### Goal of the exercise
Every entry that follows is to be set down exactly, with its pictures omitted.

### Records provided
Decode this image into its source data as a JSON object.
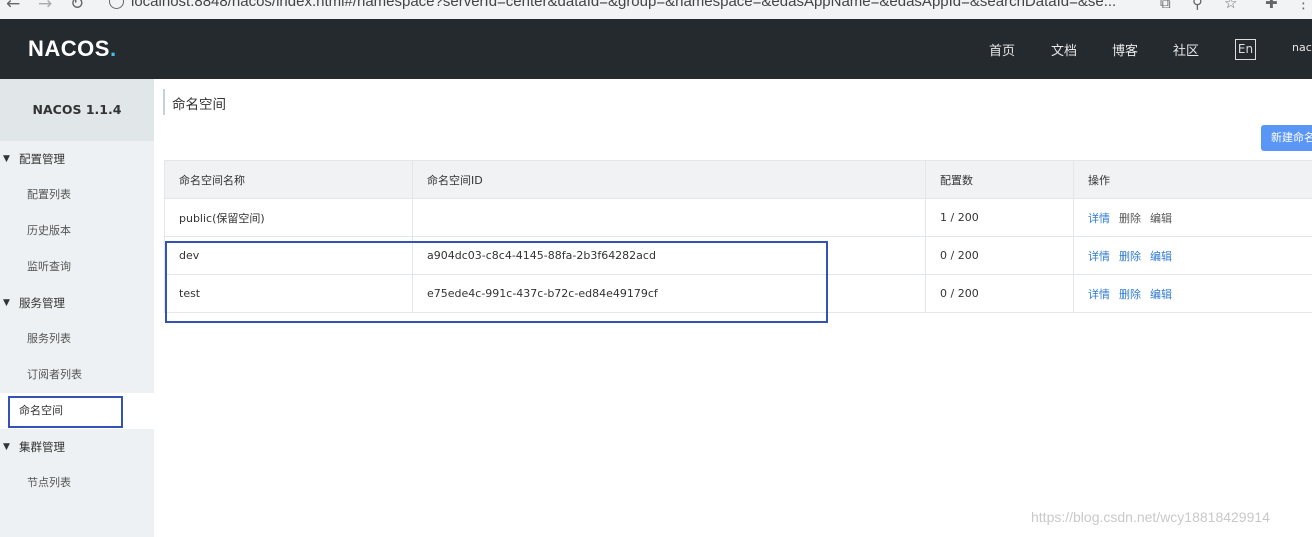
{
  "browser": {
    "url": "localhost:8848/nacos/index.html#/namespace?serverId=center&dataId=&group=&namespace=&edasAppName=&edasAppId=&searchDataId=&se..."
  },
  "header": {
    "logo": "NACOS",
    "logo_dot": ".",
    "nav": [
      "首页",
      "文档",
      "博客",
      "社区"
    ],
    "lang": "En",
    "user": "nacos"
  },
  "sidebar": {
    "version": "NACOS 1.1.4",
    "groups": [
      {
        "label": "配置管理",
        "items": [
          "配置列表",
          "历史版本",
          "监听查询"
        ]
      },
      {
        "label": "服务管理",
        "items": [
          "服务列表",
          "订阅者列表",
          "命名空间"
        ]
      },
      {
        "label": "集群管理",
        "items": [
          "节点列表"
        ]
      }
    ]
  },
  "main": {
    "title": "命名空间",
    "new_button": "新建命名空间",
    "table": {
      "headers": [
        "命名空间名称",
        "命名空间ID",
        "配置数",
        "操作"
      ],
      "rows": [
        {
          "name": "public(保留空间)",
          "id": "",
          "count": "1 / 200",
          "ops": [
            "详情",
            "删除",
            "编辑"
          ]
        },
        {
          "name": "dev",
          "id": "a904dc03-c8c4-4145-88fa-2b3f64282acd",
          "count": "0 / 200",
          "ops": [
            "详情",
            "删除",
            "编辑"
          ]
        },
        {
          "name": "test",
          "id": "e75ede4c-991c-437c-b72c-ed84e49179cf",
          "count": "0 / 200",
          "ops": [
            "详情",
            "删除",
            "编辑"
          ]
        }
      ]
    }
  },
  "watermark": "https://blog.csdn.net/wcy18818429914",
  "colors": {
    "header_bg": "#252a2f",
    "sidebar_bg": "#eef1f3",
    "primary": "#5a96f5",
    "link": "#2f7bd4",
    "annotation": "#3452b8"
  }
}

### Solution below
Decode this image into its source data as a JSON object.
{
  "browser": {
    "url": "localhost:8848/nacos/index.html#/namespace?serverId=center&dataId=&group=&namespace=&edasAppName=&edasAppId=&searchDataId=&se..."
  },
  "header": {
    "logo": "NACOS",
    "logo_dot": ".",
    "nav": [
      "首页",
      "文档",
      "博客",
      "社区"
    ],
    "lang": "En",
    "user": "nacos"
  },
  "sidebar": {
    "version": "NACOS 1.1.4",
    "groups": [
      {
        "label": "配置管理",
        "items": [
          "配置列表",
          "历史版本",
          "监听查询"
        ]
      },
      {
        "label": "服务管理",
        "items": [
          "服务列表",
          "订阅者列表",
          "命名空间"
        ]
      },
      {
        "label": "集群管理",
        "items": [
          "节点列表"
        ]
      }
    ]
  },
  "main": {
    "title": "命名空间",
    "new_button": "新建命名空间",
    "table": {
      "headers": [
        "命名空间名称",
        "命名空间ID",
        "配置数",
        "操作"
      ],
      "rows": [
        {
          "name": "public(保留空间)",
          "id": "",
          "count": "1 / 200",
          "ops": [
            "详情",
            "删除",
            "编辑"
          ]
        },
        {
          "name": "dev",
          "id": "a904dc03-c8c4-4145-88fa-2b3f64282acd",
          "count": "0 / 200",
          "ops": [
            "详情",
            "删除",
            "编辑"
          ]
        },
        {
          "name": "test",
          "id": "e75ede4c-991c-437c-b72c-ed84e49179cf",
          "count": "0 / 200",
          "ops": [
            "详情",
            "删除",
            "编辑"
          ]
        }
      ]
    }
  },
  "watermark": "https://blog.csdn.net/wcy18818429914",
  "colors": {
    "header_bg": "#252a2f",
    "sidebar_bg": "#eef1f3",
    "primary": "#5a96f5",
    "link": "#2f7bd4",
    "annotation": "#3452b8"
  }
}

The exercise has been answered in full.